Anything Is Possible, So Why Not The Bucs?
Why not the Bucs? There's no getting around the men who wore the white hats Sunday, proud owners of the NFC South and the single-best single-season turnaround in their franchise's 30 years of NFL football. From 5-11 to 11-5. Champs to chumps to champs.
Call them lucky. Say they're living right. There was more evidence Sunday. But live the Bucs do, and only 12 NFL teams can say that today. There are only five others in the NFC, and who's to say anyone has the jump on anyone else? "Anybody's game," Derrick Brooks said. "We're here," Ronde Barber said. "That's all we asked for. Give us a chance."
Why not the Bucs? They got it done Sunday, 27-13, though we applaud the Saints, who lived a season no team has ever lived. Sunday, they played on pride, something manic Jim Mora and his Falcons couldn't do. The Saints did. The Bucs did. And away we go.
A home playoff game against the Redskins on Saturday. Let the "Alstott Got In/No He Didn't" debate begin anew.
The Bucs are in. Give them a chance.
We couldn't say that in the AFC. The Bucs might have finished 6-10 over there. But this is the NFC, where no one is scared by anyone. Maybe Chris Simms is too young to be scared.
Anyway, the kid said something Sunday. The truth.
"I think the NFC right now is up for grabs. We're totally aware that Seattle was the best team throughout the season. But I don't think anybody in our conference right now feels that one team is unbeatable, that anyone is invincible."
Seattle is formidable. The Bears have defense. Chicago hasn't won a postseason game in a decade. Seattle hasn't won one in two decades. Jon Gruden's Bucs won three of them in one season, the last in San Diego. Anything is possible. Anyone who says different should be drop-kicked through the uprights by Doug Flutie.
The impossible has happened to the Bucs a lot this season. Sunday was no different.
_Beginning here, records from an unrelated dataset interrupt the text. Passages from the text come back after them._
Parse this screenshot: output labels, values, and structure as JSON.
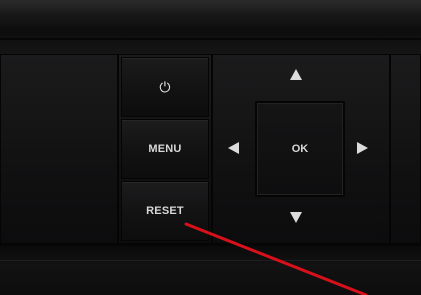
{
  "device": {
    "buttons": {
      "power_icon": "power-icon",
      "menu_label": "MENU",
      "reset_label": "RESET",
      "ok_label": "OK"
    },
    "dpad_icons": [
      "arrow-up-icon",
      "arrow-down-icon",
      "arrow-left-icon",
      "arrow-right-icon"
    ]
  },
  "annotation": {
    "type": "pointer-line",
    "target": "reset-button",
    "color": "#d8101a"
  },
  "colors": {
    "panel": "#111112",
    "label": "#d8d8d8",
    "annotation": "#d8101a"
  }
}
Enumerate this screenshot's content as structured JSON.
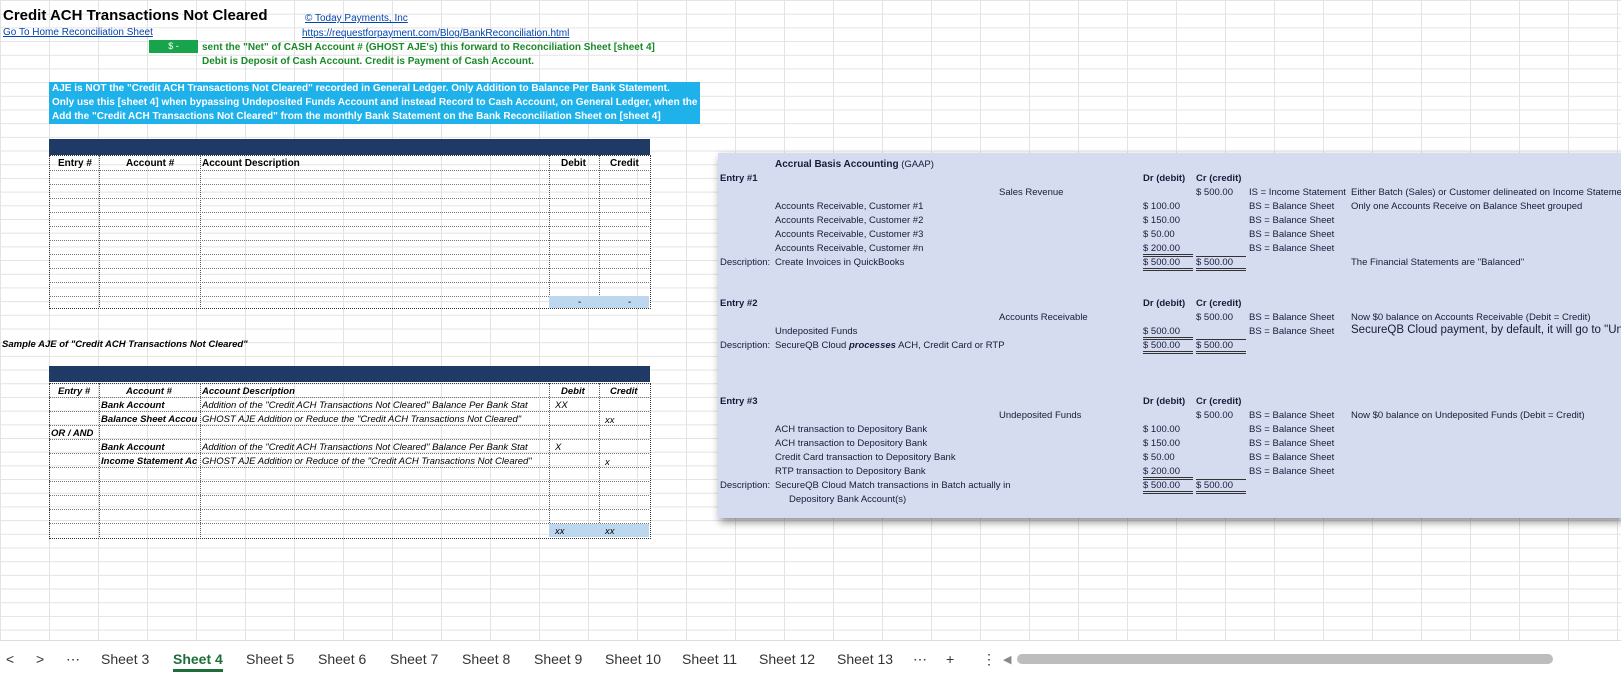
{
  "header": {
    "title": "Credit ACH Transactions Not Cleared",
    "copyright": "© Today Payments, Inc",
    "home_link": "Go To Home Reconciliation Sheet",
    "url": "https://requestforpayment.com/Blog/BankReconciliation.html",
    "amount_cell": "$ -",
    "note_line1": "sent the \"Net\" of CASH Account # (GHOST AJE's) this forward to Reconciliation Sheet [sheet 4]",
    "note_line2": "Debit is Deposit of Cash Account.  Credit is Payment of Cash Account."
  },
  "info_box": [
    "AJE is NOT the \"Credit ACH Transactions Not Cleared\" recorded in General Ledger.  Only Addition to Balance Per Bank Statement.",
    "Only use this [sheet 4] when bypassing Undeposited Funds Account and instead Record to Cash Account, on General Ledger, when the Deposit",
    "Add the \"Credit ACH Transactions Not Cleared\" from the monthly Bank Statement on the Bank Reconciliation Sheet on [sheet 4]"
  ],
  "table1": {
    "headers": [
      "Entry #",
      "Account #",
      "Account Description",
      "Debit",
      "Credit"
    ],
    "totals": [
      "-",
      "-"
    ]
  },
  "sample_label": "Sample AJE of \"Credit ACH Transactions Not Cleared\"",
  "table2": {
    "headers": [
      "Entry #",
      "Account #",
      "Account Description",
      "Debit",
      "Credit"
    ],
    "or_and": "OR / AND",
    "rows": [
      {
        "account": "Bank Account",
        "desc": "Addition of the \"Credit ACH Transactions Not Cleared\" Balance Per Bank Stat",
        "debit": "XX",
        "credit": ""
      },
      {
        "account": "Balance Sheet Accou",
        "desc": "GHOST AJE Addition or Reduce the \"Credit ACH Transactions Not Cleared\"",
        "debit": "",
        "credit": "xx"
      },
      {
        "account": "Bank Account",
        "desc": "Addition of the \"Credit ACH Transactions Not Cleared\" Balance Per Bank Stat",
        "debit": "X",
        "credit": ""
      },
      {
        "account": "Income Statement Ac",
        "desc": "GHOST AJE Addition or Reduce of the \"Credit ACH Transactions Not Cleared\"",
        "debit": "",
        "credit": "x"
      }
    ],
    "totals": [
      "xx",
      "xx"
    ]
  },
  "panel": {
    "title": "Accrual Basis Accounting",
    "title_suffix": "(GAAP)",
    "dr_label": "Dr (debit)",
    "cr_label": "Cr (credit)",
    "desc_label": "Description:",
    "entry1": {
      "label": "Entry #1",
      "credit_account": "Sales Revenue",
      "credit_amount": "$    500.00",
      "credit_note": "IS = Income Statement",
      "right_note1": "Either Batch (Sales) or Customer delineated on Income Stateme",
      "right_note2": "Only one Accounts Receive on Balance Sheet grouped",
      "lines": [
        {
          "acct": "Accounts Receivable, Customer #1",
          "amt": "$    100.00",
          "bs": "BS = Balance Sheet"
        },
        {
          "acct": "Accounts Receivable, Customer #2",
          "amt": "$    150.00",
          "bs": "BS = Balance Sheet"
        },
        {
          "acct": "Accounts Receivable, Customer #3",
          "amt": "$      50.00",
          "bs": "BS = Balance Sheet"
        },
        {
          "acct": "Accounts Receivable, Customer #n",
          "amt": "$    200.00",
          "bs": "BS = Balance Sheet"
        }
      ],
      "description": "Create Invoices in QuickBooks",
      "total_dr": "$    500.00",
      "total_cr": "$    500.00",
      "balanced_note": "The Financial Statements are \"Balanced\""
    },
    "entry2": {
      "label": "Entry #2",
      "credit_account": "Accounts Receivable",
      "credit_amount": "$    500.00",
      "credit_bs": "BS = Balance Sheet",
      "debit_account": "Undeposited Funds",
      "debit_amount": "$    500.00",
      "debit_bs": "BS = Balance Sheet",
      "description_pre": "SecureQB Cloud ",
      "description_em": "processes",
      "description_post": " ACH, Credit Card or RTP",
      "total_dr": "$    500.00",
      "total_cr": "$    500.00",
      "note1": "Now $0 balance on Accounts Receivable (Debit = Credit)",
      "note2": "SecureQB Cloud payment, by default, it will go to \"Un"
    },
    "entry3": {
      "label": "Entry #3",
      "credit_account": "Undeposited Funds",
      "credit_amount": "$    500.00",
      "credit_bs": "BS = Balance Sheet",
      "note": "Now $0 balance on Undeposited Funds (Debit = Credit)",
      "lines": [
        {
          "acct": "ACH transaction to Depository Bank",
          "amt": "$    100.00",
          "bs": "BS = Balance Sheet"
        },
        {
          "acct": "ACH transaction to Depository Bank",
          "amt": "$    150.00",
          "bs": "BS = Balance Sheet"
        },
        {
          "acct": "Credit Card transaction to Depository Bank",
          "amt": "$      50.00",
          "bs": "BS = Balance Sheet"
        },
        {
          "acct": "RTP transaction to Depository Bank",
          "amt": "$    200.00",
          "bs": "BS = Balance Sheet"
        }
      ],
      "description1": "SecureQB Cloud Match transactions in Batch actually in",
      "description2": "Depository Bank Account(s)",
      "total_dr": "$    500.00",
      "total_cr": "$    500.00"
    }
  },
  "tabs": {
    "prev": "<",
    "next": ">",
    "more_left": "⋯",
    "items": [
      "Sheet 3",
      "Sheet 4",
      "Sheet 5",
      "Sheet 6",
      "Sheet 7",
      "Sheet 8",
      "Sheet 9",
      "Sheet 10",
      "Sheet 11",
      "Sheet 12",
      "Sheet 13"
    ],
    "active": "Sheet 4",
    "more_right": "⋯",
    "add": "+",
    "menu": "⋮",
    "scroll_left": "◀"
  }
}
A pivotal Saints interception was wiped out when the ball hit the ground, a fact picked up by replay after a Bucs challenge. "We kind of threw the flag hoping the ball hit the ground," Gruden said.
There was Minnesota, two fourth-quarter Vikings touchdowns erased by penalties. There was reliable Packers kicker Ryan Longwell missing gimmes. Detroit's Marcus Pollard barely out of bounds on what would have been a Bucs beater. The Falcons game last week. Oh, and the Redskins, the Alstott call. Lucky?
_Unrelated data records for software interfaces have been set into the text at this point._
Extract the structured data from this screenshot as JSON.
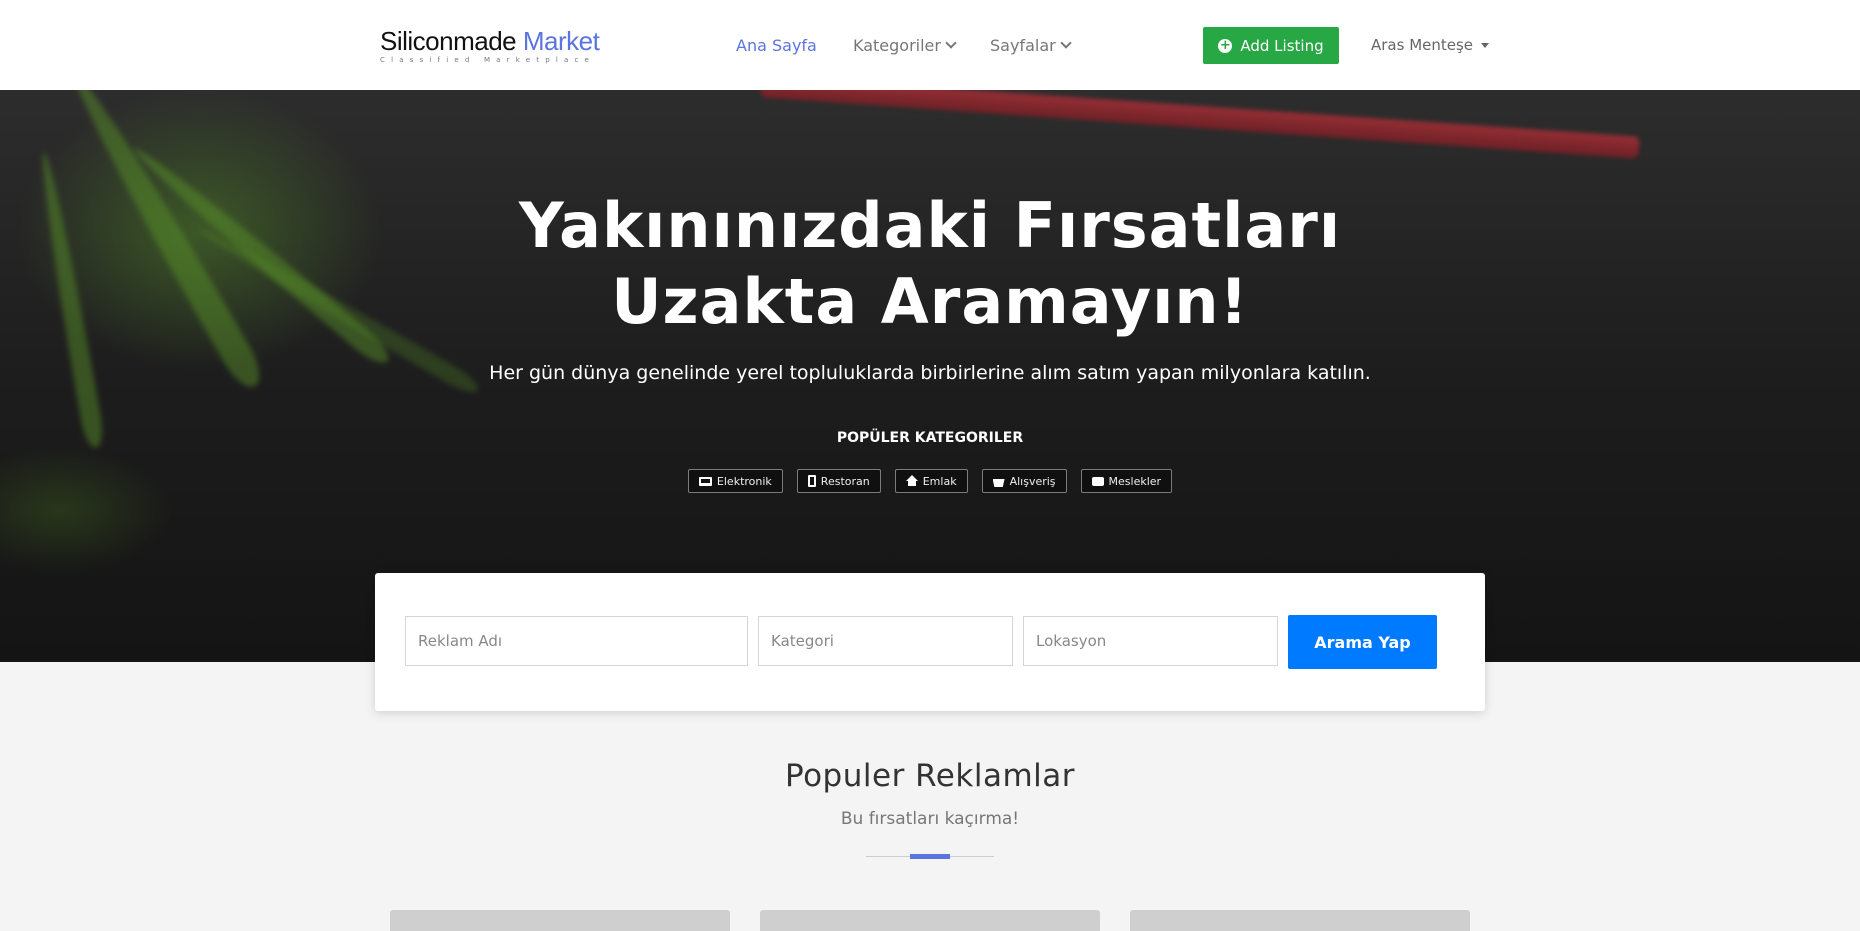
{
  "logo": {
    "brand": "Siliconmade",
    "accent": "Market",
    "tagline": "Classified Marketplace"
  },
  "nav": {
    "home": "Ana Sayfa",
    "categories": "Kategoriler",
    "pages": "Sayfalar"
  },
  "header": {
    "add_listing": "Add Listing",
    "user_name": "Aras Menteşe"
  },
  "hero": {
    "title_line1": "Yakınınızdaki Fırsatları",
    "title_line2": "Uzakta Aramayın!",
    "subtitle": "Her gün dünya genelinde yerel topluluklarda birbirlerine alım satım yapan milyonlara katılın.",
    "popular_title": "POPÜLER KATEGORILER",
    "categories": [
      {
        "label": "Elektronik",
        "icon": "laptop-icon"
      },
      {
        "label": "Restoran",
        "icon": "phone-icon"
      },
      {
        "label": "Emlak",
        "icon": "house-icon"
      },
      {
        "label": "Alışveriş",
        "icon": "basket-icon"
      },
      {
        "label": "Meslekler",
        "icon": "briefcase-icon"
      }
    ]
  },
  "search": {
    "ad_name_placeholder": "Reklam Adı",
    "category_placeholder": "Kategori",
    "location_placeholder": "Lokasyon",
    "button": "Arama Yap"
  },
  "popular": {
    "title": "Populer Reklamlar",
    "subtitle": "Bu fırsatları kaçırma!"
  },
  "colors": {
    "accent": "#5a74e0",
    "add_button": "#28a745",
    "search_button": "#007bff"
  }
}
Chris Simms turned it around. And reiterated the Bucs can beat anyone. "Without a doubt. I think you just look at it. The Bears got the 2 seed and a first-round bye. We're a 28-yard field goal away from being in their position. I don't know if we were lucky there. Because I think we were a little unlucky."
Whatever the Bucs are, they wore white hats Sunday. There haven't been playoffs here since 2002, but here they come, old faces and new faces, pulling as one. Guys too young to worry about pressure and guys who know what it takes in January. A potent mix. "We are not perfect," Gruden said. "But we'll play hard."
The Bucs can beat anybody. The Redskins are surging. It's cold in Chicago. Anybody can beat the Bucs. Brooks emphasized that.
"Anyone on this team who doesn't think that way, I hope to have a conversation with them before Tuesday."
The playoffs are back.
The conversation has begun.
These guys are in it.
And that's not luck.
Why not the Bucs?
Martin Fennelly, The Tampa Tribune 2 January 2006